I should point out that I’m not really a Columbia Central fan and haven’t been to any of their games, , , and knew very little about the football team other than that they had a good one. But something drew me to them as I surfed through the TV channels last night and saw they were about to play in the State Championship Game.
Maybe it was compelling because he was 16 and that’s the same age we almost lost our son, Eddie, from an automobile accident. We were fortunate.
Dylan attended all the games this season he could even though his health and strength kept declining. He was barely able to attend last week’s semifinal game and continued to do anything he could to be part of the team and support his teammates. To say he was an inspiration to his team and community is an understatement.
Yesterday morning on the day of the big game and in a weakened state, Dylan asked his Mother if his grandmother was with them. She told him to “Go be with her if you want to”. You see, his grandmother was no longer living.
He asked one more question, “Did we win the game?”
Her answer was simply, “Yes, we won the game.” It was soon after that moment Dylan passed away.
Well, Columbia Central did eventually win the game later that night and became State Champions. Dylan wasn’t at the game physically, but you could tell everyone believed he was with them, , , doing everything he could do to help his team.
How does this tie to IT management?
It comes back to my personal perspective of things. As I mentioned, we almost lost our son at 16 in 1993. It was one of the toughest times a parent can go through, so I understand a little about what Dylan’s parents dealt with over the last 9 months.
These situations also help you grow, albeit painfully. Now, when I have a difficult situation, it’s easier for me to understand that there are far worse things that could happen. Dealing with a problem employee, working with an unappreciative client, or even being nervous about the big presentation you have to deliver, , , they are trivial in the big picture of things, , , and certainly not life and death situations.
Even in our most difficult moments with Eddie’s recovery, we didn’t have to look very far to see people and other parents who had far worse situations to deal with. Eddie still has his challenges, but you know what, , , we all have our challenges.

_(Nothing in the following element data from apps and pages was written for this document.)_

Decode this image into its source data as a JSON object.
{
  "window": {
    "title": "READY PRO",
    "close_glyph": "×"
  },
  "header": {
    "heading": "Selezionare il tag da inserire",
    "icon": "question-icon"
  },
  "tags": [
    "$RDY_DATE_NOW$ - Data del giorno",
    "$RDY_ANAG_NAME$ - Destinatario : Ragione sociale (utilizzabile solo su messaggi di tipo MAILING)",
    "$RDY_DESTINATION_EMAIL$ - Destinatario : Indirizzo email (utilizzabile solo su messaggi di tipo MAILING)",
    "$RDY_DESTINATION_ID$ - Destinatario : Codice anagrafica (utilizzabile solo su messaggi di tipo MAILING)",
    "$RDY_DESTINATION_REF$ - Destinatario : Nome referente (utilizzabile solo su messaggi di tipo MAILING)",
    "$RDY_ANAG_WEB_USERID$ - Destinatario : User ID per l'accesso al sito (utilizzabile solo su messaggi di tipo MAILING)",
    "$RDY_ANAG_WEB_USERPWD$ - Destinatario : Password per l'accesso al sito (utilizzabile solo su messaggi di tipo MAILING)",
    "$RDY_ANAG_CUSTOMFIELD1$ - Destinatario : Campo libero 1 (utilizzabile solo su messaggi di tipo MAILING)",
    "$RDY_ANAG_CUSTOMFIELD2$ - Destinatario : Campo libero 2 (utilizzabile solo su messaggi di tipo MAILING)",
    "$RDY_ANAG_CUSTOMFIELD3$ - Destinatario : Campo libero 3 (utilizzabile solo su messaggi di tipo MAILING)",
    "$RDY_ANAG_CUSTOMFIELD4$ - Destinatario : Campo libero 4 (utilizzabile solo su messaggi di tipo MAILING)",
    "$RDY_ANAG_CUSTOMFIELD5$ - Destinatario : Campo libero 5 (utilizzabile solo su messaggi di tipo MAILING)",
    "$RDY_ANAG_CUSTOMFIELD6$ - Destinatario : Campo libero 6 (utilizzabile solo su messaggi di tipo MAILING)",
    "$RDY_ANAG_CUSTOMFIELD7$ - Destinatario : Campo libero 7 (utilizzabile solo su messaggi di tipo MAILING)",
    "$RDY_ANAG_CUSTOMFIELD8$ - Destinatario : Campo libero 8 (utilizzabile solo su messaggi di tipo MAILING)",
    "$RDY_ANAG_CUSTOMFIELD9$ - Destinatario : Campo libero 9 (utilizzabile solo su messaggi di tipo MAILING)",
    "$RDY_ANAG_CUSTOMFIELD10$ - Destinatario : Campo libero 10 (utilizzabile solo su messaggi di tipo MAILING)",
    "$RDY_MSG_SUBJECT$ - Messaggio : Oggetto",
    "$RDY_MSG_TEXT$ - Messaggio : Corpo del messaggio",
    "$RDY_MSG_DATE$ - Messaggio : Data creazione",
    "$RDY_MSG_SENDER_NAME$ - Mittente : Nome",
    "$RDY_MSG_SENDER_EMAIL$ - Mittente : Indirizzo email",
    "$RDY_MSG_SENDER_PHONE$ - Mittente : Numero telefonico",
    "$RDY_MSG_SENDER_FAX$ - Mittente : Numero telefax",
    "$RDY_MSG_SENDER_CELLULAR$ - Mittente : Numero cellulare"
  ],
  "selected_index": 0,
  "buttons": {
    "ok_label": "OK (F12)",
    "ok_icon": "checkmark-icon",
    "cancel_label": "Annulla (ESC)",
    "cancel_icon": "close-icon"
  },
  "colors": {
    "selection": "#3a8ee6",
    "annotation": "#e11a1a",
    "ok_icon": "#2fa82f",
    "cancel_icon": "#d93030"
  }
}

His issues and challenges are unique to him just as your challenges are unique to you. It’s all about how we deal with them and become a stronger person in the process.
So, the next time you have to handle a difficult situation, put it into perspective. It may still be difficult but maybe not so stressful when you have it in context with your life and what’s truly important.